Ryan Mullen, who won bronze at the last European Championships, is the chief medal hope in the road time trial.
Other targeted events will include the men’s and women’s Madisons — a new event for the Olympic Games in this four-year cycle — with qualification points up for grabs.
Lydia Boylan and Lydia Gurley claimed silver in the women’s Madison last year.
On the track, there are Olympic and non-Olympic events.
The scratch and the points races offer opportunities of a podium place for the likes of Mark Downey, although tactics and bunching make predictions a fool’s errand there.
Michael Hoey and Neil O’Briain will fly the flag for Ireland at the inaugural European Golf Team Championship. Gleneagles will play host, it is home to the 2014 Ryder Cup and it was also the venue for Hoey’s 2011 Alfred Dunhill Links Championship victory.
Starting next Wednesday, the field is spilt down the middle between male and female golfers with mixed, male and female team events.
Strokeplay and matchplay formats are both used. In all, golfers from 15 countries will play a part.
Hoey is a five-time winner on the European Tour but the 39-year-old spends the majority of his time on the Challenge Tour since 2016.
O’Briain, a 31-year-old Dubliner, is another for whom the Challenge Tour is a staple diet.
All eyes will be on Rhys McClenaghan.

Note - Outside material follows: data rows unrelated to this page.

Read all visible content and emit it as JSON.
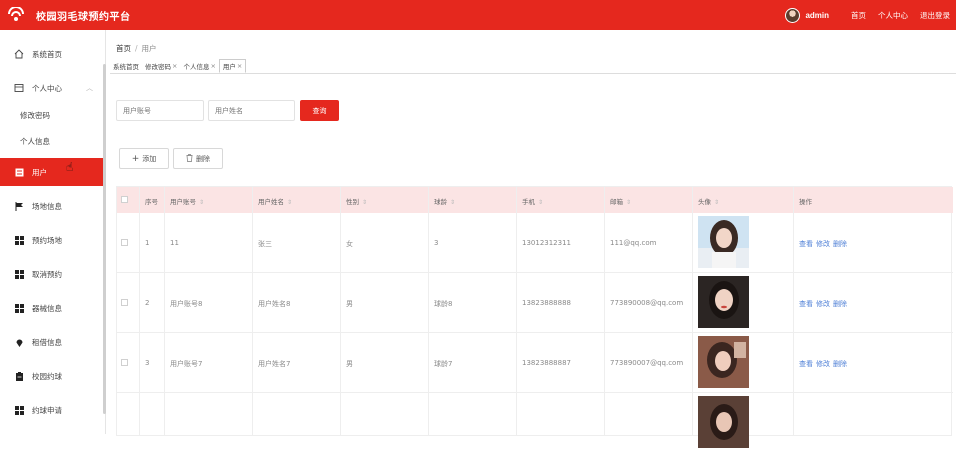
{
  "app": {
    "title": "校园羽毛球预约平台"
  },
  "header": {
    "user": "admin",
    "links": [
      "首页",
      "个人中心",
      "退出登录"
    ]
  },
  "sidebar": {
    "items": [
      {
        "label": "系统首页",
        "icon": "home-icon"
      },
      {
        "label": "个人中心",
        "icon": "user-center-icon"
      },
      {
        "label": "修改密码",
        "sub": true
      },
      {
        "label": "个人信息",
        "sub": true
      },
      {
        "label": "用户",
        "icon": "grid-icon",
        "active": true
      },
      {
        "label": "场地信息",
        "icon": "flag-icon"
      },
      {
        "label": "预约场地",
        "icon": "apps-icon"
      },
      {
        "label": "取消预约",
        "icon": "apps-icon"
      },
      {
        "label": "器械信息",
        "icon": "apps-icon"
      },
      {
        "label": "租借信息",
        "icon": "pin-icon"
      },
      {
        "label": "校园约球",
        "icon": "clipboard-icon"
      },
      {
        "label": "约球申请",
        "icon": "apps-icon"
      }
    ]
  },
  "breadcrumb": {
    "home": "首页",
    "current": "用户"
  },
  "tabs": [
    {
      "label": "系统首页",
      "closable": false
    },
    {
      "label": "修改密码",
      "closable": true
    },
    {
      "label": "个人信息",
      "closable": true
    },
    {
      "label": "用户",
      "closable": true,
      "active": true
    }
  ],
  "search": {
    "account_placeholder": "用户账号",
    "name_placeholder": "用户姓名",
    "query_label": "查询"
  },
  "actions": {
    "add_label": "添加",
    "delete_label": "删除"
  },
  "table": {
    "columns": [
      "序号",
      "用户账号",
      "用户姓名",
      "性别",
      "球龄",
      "手机",
      "邮箱",
      "头像",
      "操作"
    ],
    "rows": [
      {
        "index": "1",
        "account": "11",
        "name": "张三",
        "gender": "女",
        "age": "3",
        "phone": "13012312311",
        "email": "111@qq.com"
      },
      {
        "index": "2",
        "account": "用户账号8",
        "name": "用户姓名8",
        "gender": "男",
        "age": "球龄8",
        "phone": "13823888888",
        "email": "773890008@qq.com"
      },
      {
        "index": "3",
        "account": "用户账号7",
        "name": "用户姓名7",
        "gender": "男",
        "age": "球龄7",
        "phone": "13823888887",
        "email": "773890007@qq.com"
      }
    ],
    "row_actions": [
      "查看",
      "修改",
      "删除"
    ]
  },
  "colors": {
    "brand": "#e5281e",
    "link": "#4e7fd6",
    "header_row": "#fbe4e4"
  }
}
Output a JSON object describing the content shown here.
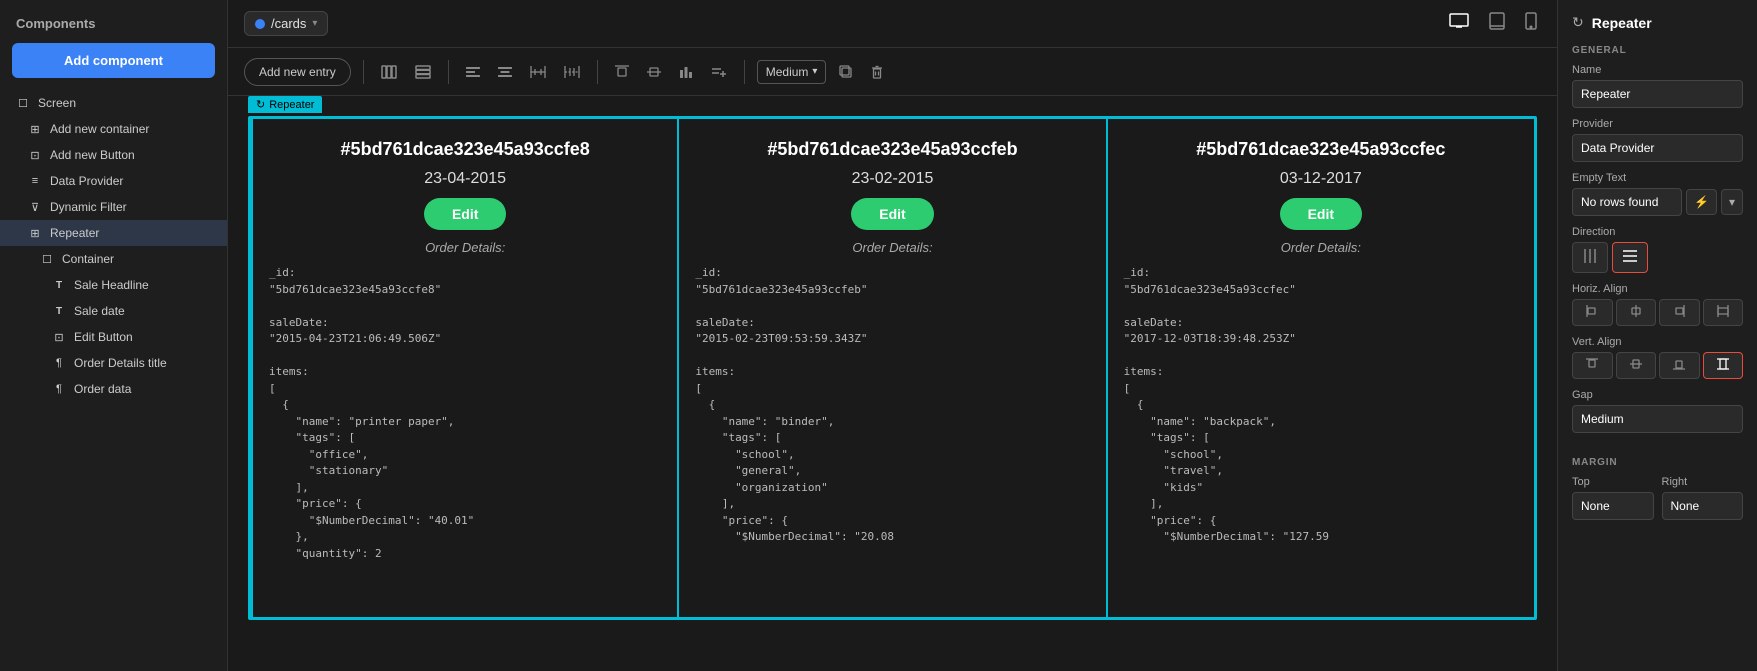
{
  "sidebar": {
    "title": "Components",
    "add_button": "Add component",
    "items": [
      {
        "id": "screen",
        "label": "Screen",
        "indent": 0,
        "icon": "☐"
      },
      {
        "id": "add-container",
        "label": "Add new container",
        "indent": 1,
        "icon": "⊞"
      },
      {
        "id": "add-button",
        "label": "Add new Button",
        "indent": 1,
        "icon": "⊡"
      },
      {
        "id": "data-provider",
        "label": "Data Provider",
        "indent": 1,
        "icon": "≡"
      },
      {
        "id": "dynamic-filter",
        "label": "Dynamic Filter",
        "indent": 1,
        "icon": "⊽"
      },
      {
        "id": "repeater",
        "label": "Repeater",
        "indent": 1,
        "icon": "⊞",
        "active": true
      },
      {
        "id": "container",
        "label": "Container",
        "indent": 2,
        "icon": "☐"
      },
      {
        "id": "sale-headline",
        "label": "Sale Headline",
        "indent": 3,
        "icon": "T"
      },
      {
        "id": "sale-date",
        "label": "Sale date",
        "indent": 3,
        "icon": "T"
      },
      {
        "id": "edit-button",
        "label": "Edit Button",
        "indent": 3,
        "icon": "⊡"
      },
      {
        "id": "order-details-title",
        "label": "Order Details title",
        "indent": 3,
        "icon": "¶"
      },
      {
        "id": "order-data",
        "label": "Order data",
        "indent": 3,
        "icon": "¶"
      }
    ]
  },
  "topbar": {
    "route": "/cards",
    "icons": {
      "desktop": "🖥",
      "tablet_h": "⬜",
      "mobile": "📱"
    }
  },
  "toolbar": {
    "add_entry": "Add new entry",
    "medium_label": "Medium"
  },
  "cards": [
    {
      "id": "#5bd761dcae323e45a93ccfe8",
      "date": "23-04-2015",
      "edit_label": "Edit",
      "order_details": "Order Details:",
      "data": "_id:\n\"5bd761dcae323e45a93ccfe8\"\n\nsaleDate:\n\"2015-04-23T21:06:49.506Z\"\n\nitems:\n[\n  {\n    \"name\": \"printer paper\",\n    \"tags\": [\n      \"office\",\n      \"stationary\"\n    ],\n    \"price\": {\n      \"$NumberDecimal\": \"40.01\"\n    },\n    \"quantity\": 2"
    },
    {
      "id": "#5bd761dcae323e45a93ccfeb",
      "date": "23-02-2015",
      "edit_label": "Edit",
      "order_details": "Order Details:",
      "data": "_id:\n\"5bd761dcae323e45a93ccfeb\"\n\nsaleDate:\n\"2015-02-23T09:53:59.343Z\"\n\nitems:\n[\n  {\n    \"name\": \"binder\",\n    \"tags\": [\n      \"school\",\n      \"general\",\n      \"organization\"\n    ],\n    \"price\": {\n      \"$NumberDecimal\": \"20.08"
    },
    {
      "id": "#5bd761dcae323e45a93ccfec",
      "date": "03-12-2017",
      "edit_label": "Edit",
      "order_details": "Order Details:",
      "data": "_id:\n\"5bd761dcae323e45a93ccfec\"\n\nsaleDate:\n\"2017-12-03T18:39:48.253Z\"\n\nitems:\n[\n  {\n    \"name\": \"backpack\",\n    \"tags\": [\n      \"school\",\n      \"travel\",\n      \"kids\"\n    ],\n    \"price\": {\n      \"$NumberDecimal\": \"127.59"
    }
  ],
  "right_panel": {
    "title": "Repeater",
    "icon": "↻",
    "general_section": "GENERAL",
    "name_label": "Name",
    "name_value": "Repeater",
    "provider_label": "Provider",
    "provider_value": "Data Provider",
    "empty_text_label": "Empty Text",
    "empty_text_value": "No rows found",
    "direction_label": "Direction",
    "direction_options": [
      "|||",
      "≡"
    ],
    "horiz_align_label": "Horiz. Align",
    "horiz_align_options": [
      "⊢",
      "⊣",
      "⊣⊢",
      "⊕"
    ],
    "vert_align_label": "Vert. Align",
    "vert_align_options": [
      "⊤",
      "⊥",
      "⊟",
      "⊕"
    ],
    "gap_label": "Gap",
    "gap_value": "Medium",
    "margin_section": "MARGIN",
    "top_label": "Top",
    "top_value": "None",
    "right_label": "Right",
    "right_value": "None"
  }
}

The Newtownards teenager won his second World Cup gold medal in Turkey last month despite a traumatic lead-up when he was left without a training base.
He had already claimed a gold at the Commonwealth Games in 2018.
A pommel horse specialist, he is one of three men competing for Ireland.
Andy Smith and Adam Steele will join him in Scotland, as will Meaghan Smith, a 19-year old originally from Canada but an Irish citizen who will compete at her first big international event.
No Sanita Puspure this time. The two-time European bronze medallist is in the middle of a major block of training and eyeing up the Worlds after claiming silvers at the World Cup regattas in Belgrade and Lucerne in June.
Ireland still bear serious ambitions in Scotland.
The lightweight double sculls crew of Paul and Gary O’Donovan continue to stockpile the successes with the latest gold claimed in Lucerne last month.
Also in the frame is the men’s pair of Mark O’Donovan and Shane O’Driscoll.
Denise Walsh, a silver medallist in the women’s single sculls in the Czech Republic at last year’s Euros, teams up with Aoife Casey in the lightweight doubles.
Casey is a silver medallist from the European juniors in 2017 so the talent in that boat is obvious.
The two-year Olympic qualification phase for Tokyo 2020 kicked off back in May and the event at Strathclyde Country Park carries double the amount of Olympic qualifying points than a normal event.
Ireland have three men and six women competing in the elite grade — and 69 more across multiple age grades — with Russell White highest ranked.
The Banbridge athlete finished 14th at the recent Commonwealth Games and is a regular top-20 finisher on the World Series.
The birth of a new era for European sport? Let’s just wait and see